Fisheries biologists are knowledgeable about fish, their habitat and about ways to collect fish using a variety of gear and techniques. Many are less familiar with the electrical terms which are used in fish capture using electricity. This blog is meant to explain electrical terms which are used in electrofishing classes and in the literature.
Below is a list of terms which are generally described in typical electrofishing courses as they relate to electricity in circuits, i.e. in wires, connectors and electronic components. The terms in red are the most important to know, and they usually are the ones familiar to people prior to class. The units are named for scientists and engineers who were associated with the terms. Lagniappe is a French term meaning “a little something left over” or “a little something extra.” That column can be used or ignored depending upon your interest into delving a little deeper.
One thing of note here is that the symbols have not been used consistently among the fields of physics and engineering, nor have they been standardized in the electrofishing literature. And we have not done a consistent job of following the International System (SI) of identifying such symbols. What is given above is a compromise offered by some in the electrofishing community. The symbol E has been used voltage and for voltage gradient or electrical fields; here, we suggest an italic V for voltage.
Above are the two main laws that we ask students to learn. Ohm’s Law is for resistance as it relates to voltage and current. Joule’s Law is for power. In electrofishing, we assume purely resistive circuits, especially when we discuss current flowing through the water. Therefore, we equate power to the product of voltage x current and neglect any reactance due to inductance or capacitance. Thus, we only use the term resistance and not impedance for opposition to current flow, and we don’t mention topics such as power factors. Simpler is better. Electrical terms can be foreign to those being exposed to the science behind electrofishing. If one understands basic algebra, only the first form of Ohm’s and Joule’s laws need be remembered. The other forms can be derived from those. However, it may be easier to just memorize all three forms of Joule’s Law. All of these simple formulas are useful for electrofishing calculations.
Below is a table of corollaries of terms between circuits –where the current flows though wires, connectors and components — and electrical fields, where the current flows through water. Because the current flows through 3-dimensional water space, the field units must include some spatial component. For instance, it is no longer just voltage in volts, it becomes voltage gradient (also known as field intensity) in volts per centimeter. Electrical fields are vectors: they have both magnitude and direction.
Again, the main terms to know are shown in red letters in the table above; they are voltage gradient, conductivity and power density, though current density is good to know, too. We can easily measure only two of the above field parameters: voltage gradient and conductivity. Current density and power density are easily calculated from voltage gradient and conductivity. See an earlier blog about ambient and specific conductivity. In electrofishing, what counts is ambient conductivity, i.e. water conductivity at the ambient temperature.
Conductivity is defined as current density divided by voltage gradient. A Siemen is current per voltage measured in amps per volt; it is the reciprocal of resistance in ohms.
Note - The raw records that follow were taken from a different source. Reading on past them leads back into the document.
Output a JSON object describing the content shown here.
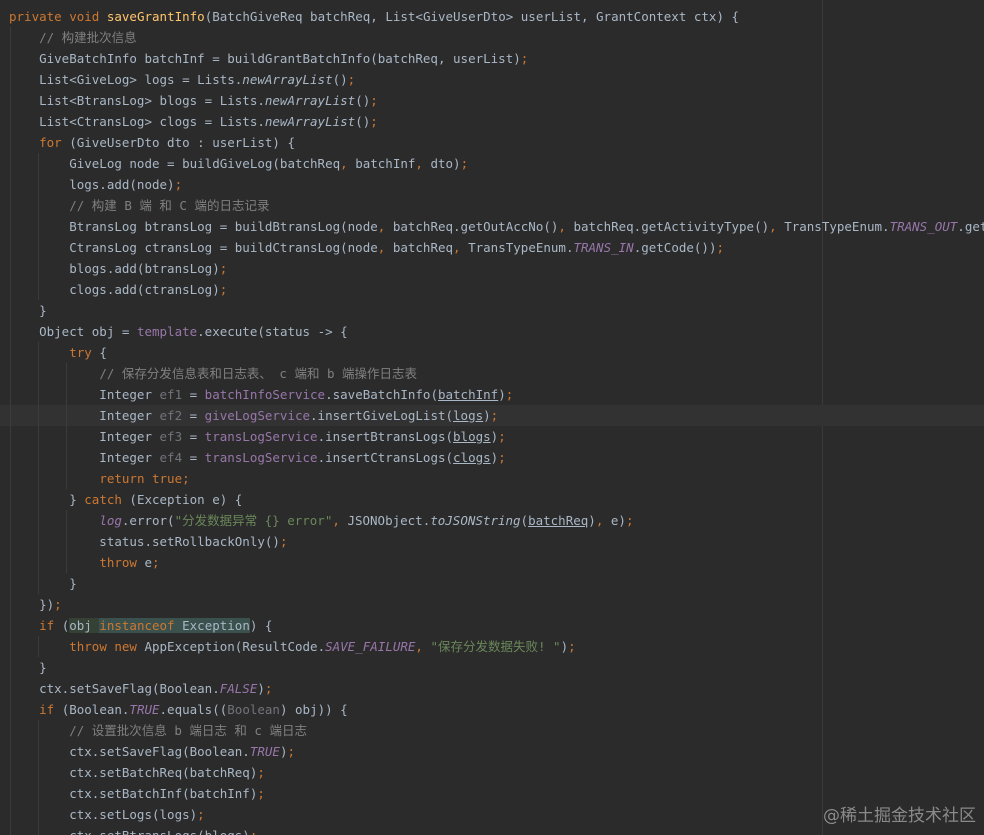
{
  "editor": {
    "language": "java",
    "theme": "darcula",
    "highlighted_line": 19,
    "watermark": "@稀土掘金技术社区"
  },
  "code": {
    "lines": [
      [
        {
          "t": "private ",
          "c": "kw"
        },
        {
          "t": "void ",
          "c": "kw"
        },
        {
          "t": "saveGrantInfo",
          "c": "fn"
        },
        {
          "t": "(BatchGiveReq batchReq, List<GiveUserDto> userList, GrantContext ctx) {"
        }
      ],
      [
        {
          "t": "    "
        },
        {
          "t": "// 构建批次信息",
          "c": "cm"
        }
      ],
      [
        {
          "t": "    GiveBatchInfo batchInf = buildGrantBatchInfo(batchReq, userList)"
        },
        {
          "t": ";",
          "c": "kw"
        }
      ],
      [
        {
          "t": "    List<GiveLog> logs = Lists."
        },
        {
          "t": "newArrayList",
          "c": "st-i"
        },
        {
          "t": "()"
        },
        {
          "t": ";",
          "c": "kw"
        }
      ],
      [
        {
          "t": "    List<BtransLog> blogs = Lists."
        },
        {
          "t": "newArrayList",
          "c": "st-i"
        },
        {
          "t": "()"
        },
        {
          "t": ";",
          "c": "kw"
        }
      ],
      [
        {
          "t": "    List<CtransLog> clogs = Lists."
        },
        {
          "t": "newArrayList",
          "c": "st-i"
        },
        {
          "t": "()"
        },
        {
          "t": ";",
          "c": "kw"
        }
      ],
      [
        {
          "t": "    "
        },
        {
          "t": "for ",
          "c": "kw"
        },
        {
          "t": "(GiveUserDto dto : userList) {"
        }
      ],
      [
        {
          "t": "        GiveLog node = buildGiveLog(batchReq"
        },
        {
          "t": ", ",
          "c": "kw"
        },
        {
          "t": "batchInf"
        },
        {
          "t": ", ",
          "c": "kw"
        },
        {
          "t": "dto)"
        },
        {
          "t": ";",
          "c": "kw"
        }
      ],
      [
        {
          "t": "        logs.add(node)"
        },
        {
          "t": ";",
          "c": "kw"
        }
      ],
      [
        {
          "t": "        "
        },
        {
          "t": "// 构建 B 端 和 C 端的日志记录",
          "c": "cm"
        }
      ],
      [
        {
          "t": "        BtransLog btransLog = buildBtransLog(node"
        },
        {
          "t": ", ",
          "c": "kw"
        },
        {
          "t": "batchReq.getOutAccNo()"
        },
        {
          "t": ", ",
          "c": "kw"
        },
        {
          "t": "batchReq.getActivityType()"
        },
        {
          "t": ", ",
          "c": "kw"
        },
        {
          "t": "TransTypeEnum."
        },
        {
          "t": "TRANS_OUT",
          "c": "fld-i"
        },
        {
          "t": ".getCode())"
        },
        {
          "t": ";",
          "c": "kw"
        }
      ],
      [
        {
          "t": "        CtransLog ctransLog = buildCtransLog(node"
        },
        {
          "t": ", ",
          "c": "kw"
        },
        {
          "t": "batchReq"
        },
        {
          "t": ", ",
          "c": "kw"
        },
        {
          "t": "TransTypeEnum."
        },
        {
          "t": "TRANS_IN",
          "c": "fld-i"
        },
        {
          "t": ".getCode())"
        },
        {
          "t": ";",
          "c": "kw"
        }
      ],
      [
        {
          "t": "        blogs.add(btransLog)"
        },
        {
          "t": ";",
          "c": "kw"
        }
      ],
      [
        {
          "t": "        clogs.add(ctransLog)"
        },
        {
          "t": ";",
          "c": "kw"
        }
      ],
      [
        {
          "t": "    }"
        }
      ],
      [
        {
          "t": "    Object obj = "
        },
        {
          "t": "template",
          "c": "fld"
        },
        {
          "t": ".execute(status -> {"
        }
      ],
      [
        {
          "t": "        "
        },
        {
          "t": "try ",
          "c": "kw"
        },
        {
          "t": "{"
        }
      ],
      [
        {
          "t": "            "
        },
        {
          "t": "// 保存分发信息表和日志表、 c 端和 b 端操作日志表",
          "c": "cm"
        }
      ],
      [
        {
          "t": "            Integer "
        },
        {
          "t": "ef1",
          "c": "unused"
        },
        {
          "t": " = "
        },
        {
          "t": "batchInfoService",
          "c": "fld"
        },
        {
          "t": ".saveBatchInfo("
        },
        {
          "t": "batchInf",
          "c": "ul"
        },
        {
          "t": ")"
        },
        {
          "t": ";",
          "c": "kw"
        }
      ],
      [
        {
          "t": "            Integer "
        },
        {
          "t": "ef2",
          "c": "unused"
        },
        {
          "t": " = "
        },
        {
          "t": "giveLogService",
          "c": "fld"
        },
        {
          "t": ".insertGiveLogList("
        },
        {
          "t": "logs",
          "c": "ul"
        },
        {
          "t": ")"
        },
        {
          "t": ";",
          "c": "kw"
        }
      ],
      [
        {
          "t": "            Integer "
        },
        {
          "t": "ef3",
          "c": "unused"
        },
        {
          "t": " = "
        },
        {
          "t": "transLogService",
          "c": "fld"
        },
        {
          "t": ".insertBtransLogs("
        },
        {
          "t": "blogs",
          "c": "ul"
        },
        {
          "t": ")"
        },
        {
          "t": ";",
          "c": "kw"
        }
      ],
      [
        {
          "t": "            Integer "
        },
        {
          "t": "ef4",
          "c": "unused"
        },
        {
          "t": " = "
        },
        {
          "t": "transLogService",
          "c": "fld"
        },
        {
          "t": ".insertCtransLogs("
        },
        {
          "t": "clogs",
          "c": "ul"
        },
        {
          "t": ")"
        },
        {
          "t": ";",
          "c": "kw"
        }
      ],
      [
        {
          "t": "            "
        },
        {
          "t": "return true;",
          "c": "kw"
        }
      ],
      [
        {
          "t": "        } "
        },
        {
          "t": "catch ",
          "c": "kw"
        },
        {
          "t": "(Exception e) {"
        }
      ],
      [
        {
          "t": "            "
        },
        {
          "t": "log",
          "c": "fld-i"
        },
        {
          "t": ".error("
        },
        {
          "t": "\"分发数据异常 {} error\"",
          "c": "str"
        },
        {
          "t": ", ",
          "c": "kw"
        },
        {
          "t": "JSONObject."
        },
        {
          "t": "toJSONString",
          "c": "st-i"
        },
        {
          "t": "("
        },
        {
          "t": "batchReq",
          "c": "ul"
        },
        {
          "t": ")"
        },
        {
          "t": ", ",
          "c": "kw"
        },
        {
          "t": "e)"
        },
        {
          "t": ";",
          "c": "kw"
        }
      ],
      [
        {
          "t": "            status.setRollbackOnly()"
        },
        {
          "t": ";",
          "c": "kw"
        }
      ],
      [
        {
          "t": "            "
        },
        {
          "t": "throw ",
          "c": "kw"
        },
        {
          "t": "e"
        },
        {
          "t": ";",
          "c": "kw"
        }
      ],
      [
        {
          "t": "        }"
        }
      ],
      [
        {
          "t": "    })"
        },
        {
          "t": ";",
          "c": "kw"
        }
      ],
      [
        {
          "t": "    "
        },
        {
          "t": "if ",
          "c": "kw"
        },
        {
          "t": "("
        },
        {
          "t": "obj ",
          "c": "hl-read"
        },
        {
          "t": "instanceof ",
          "c": "kw hl-brace"
        },
        {
          "t": "Exception",
          "c": "hl-brace"
        },
        {
          "t": ") {"
        }
      ],
      [
        {
          "t": "        "
        },
        {
          "t": "throw new ",
          "c": "kw"
        },
        {
          "t": "AppException(ResultCode."
        },
        {
          "t": "SAVE_FAILURE",
          "c": "fld-i"
        },
        {
          "t": ", ",
          "c": "kw"
        },
        {
          "t": "\"保存分发数据失败! \"",
          "c": "str"
        },
        {
          "t": ")"
        },
        {
          "t": ";",
          "c": "kw"
        }
      ],
      [
        {
          "t": "    }"
        }
      ],
      [
        {
          "t": "    ctx.setSaveFlag(Boolean."
        },
        {
          "t": "FALSE",
          "c": "fld-i"
        },
        {
          "t": ")"
        },
        {
          "t": ";",
          "c": "kw"
        }
      ],
      [
        {
          "t": "    "
        },
        {
          "t": "if ",
          "c": "kw"
        },
        {
          "t": "(Boolean."
        },
        {
          "t": "TRUE",
          "c": "fld-i"
        },
        {
          "t": ".equals(("
        },
        {
          "t": "Boolean",
          "c": "unused"
        },
        {
          "t": ") obj)) {"
        }
      ],
      [
        {
          "t": "        "
        },
        {
          "t": "// 设置批次信息 b 端日志 和 c 端日志",
          "c": "cm"
        }
      ],
      [
        {
          "t": "        ctx.setSaveFlag(Boolean."
        },
        {
          "t": "TRUE",
          "c": "fld-i"
        },
        {
          "t": ")"
        },
        {
          "t": ";",
          "c": "kw"
        }
      ],
      [
        {
          "t": "        ctx.setBatchReq(batchReq)"
        },
        {
          "t": ";",
          "c": "kw"
        }
      ],
      [
        {
          "t": "        ctx.setBatchInf(batchInf)"
        },
        {
          "t": ";",
          "c": "kw"
        }
      ],
      [
        {
          "t": "        ctx.setLogs(logs)"
        },
        {
          "t": ";",
          "c": "kw"
        }
      ],
      [
        {
          "t": "        ctx.setBtransLogs(blogs)"
        },
        {
          "t": ";",
          "c": "kw"
        }
      ]
    ]
  }
}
Conductivity then is in A/V/cm of water, or Siemens/cm. Because the values would be so small, it is multiplied by 1 million, and the units are generally reported in micro-Siemens per cm.
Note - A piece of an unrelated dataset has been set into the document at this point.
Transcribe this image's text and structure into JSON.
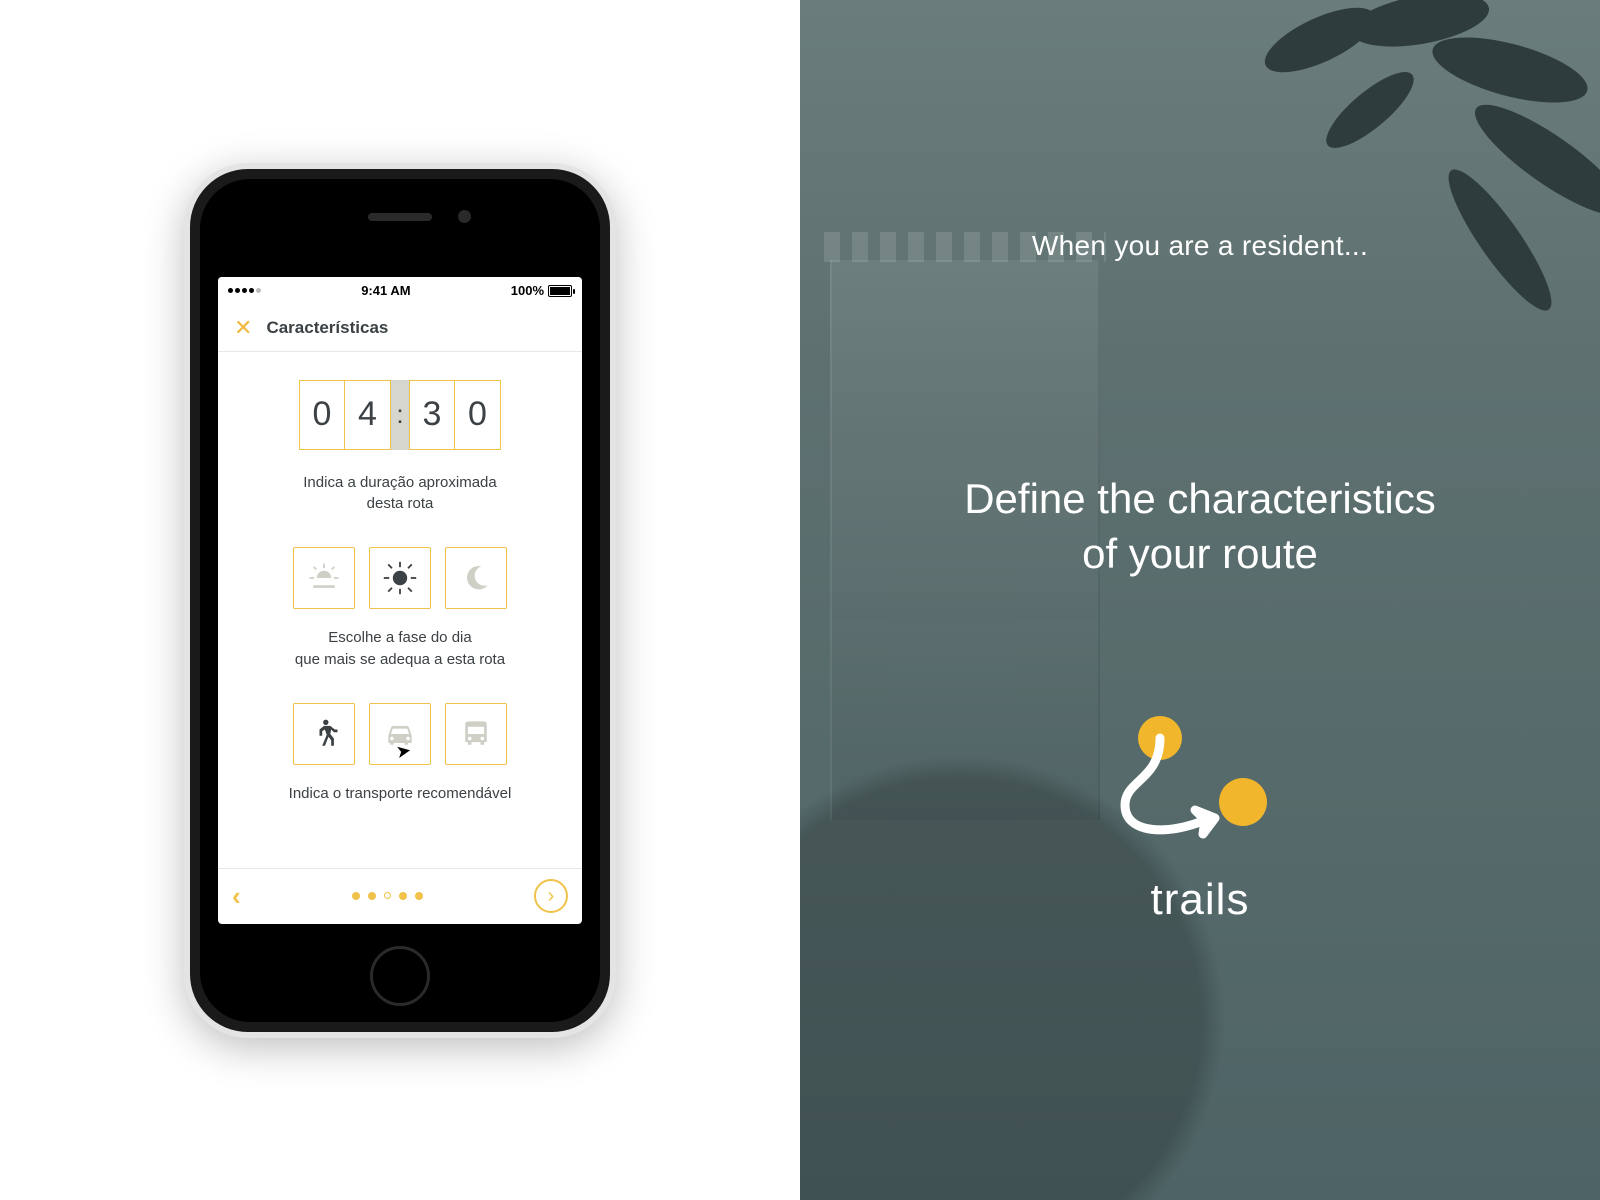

Above is another representation of the corollary between circuit terms and field terms for the same idea. The field terms must include a spatial component because the current flows through the 3-dimensional water space and also through the 3-dimensional fish body. Below is a graphical description of the field terms as applied to a cube of water 1 cm on each side. Think of current density as discharge in a stream; it is the movement of electrical charges past a water surface. The difference in electrical potential over a 1 cm distance, in the direction of the current flow, is the voltage gradient. Power density is the power in one cubic centimeter of water. It is a measure of electrical energy per time and per water volume.
The list below is of some calculations useful for converting among units. The little v symbol in the “Therefore” statement below was a square root symbol that did not translate well between software. It is just a rearrangement of Joule’s Law such that voltage gradient equals the square root of power density divided by ambient conductivity.
This blog was intended to list and describe electrical terms related to circuits and to fields. Perhaps the best use is as a pre-requisite to an electrofishing course or just as a reference when reading journal articles about electrofishing.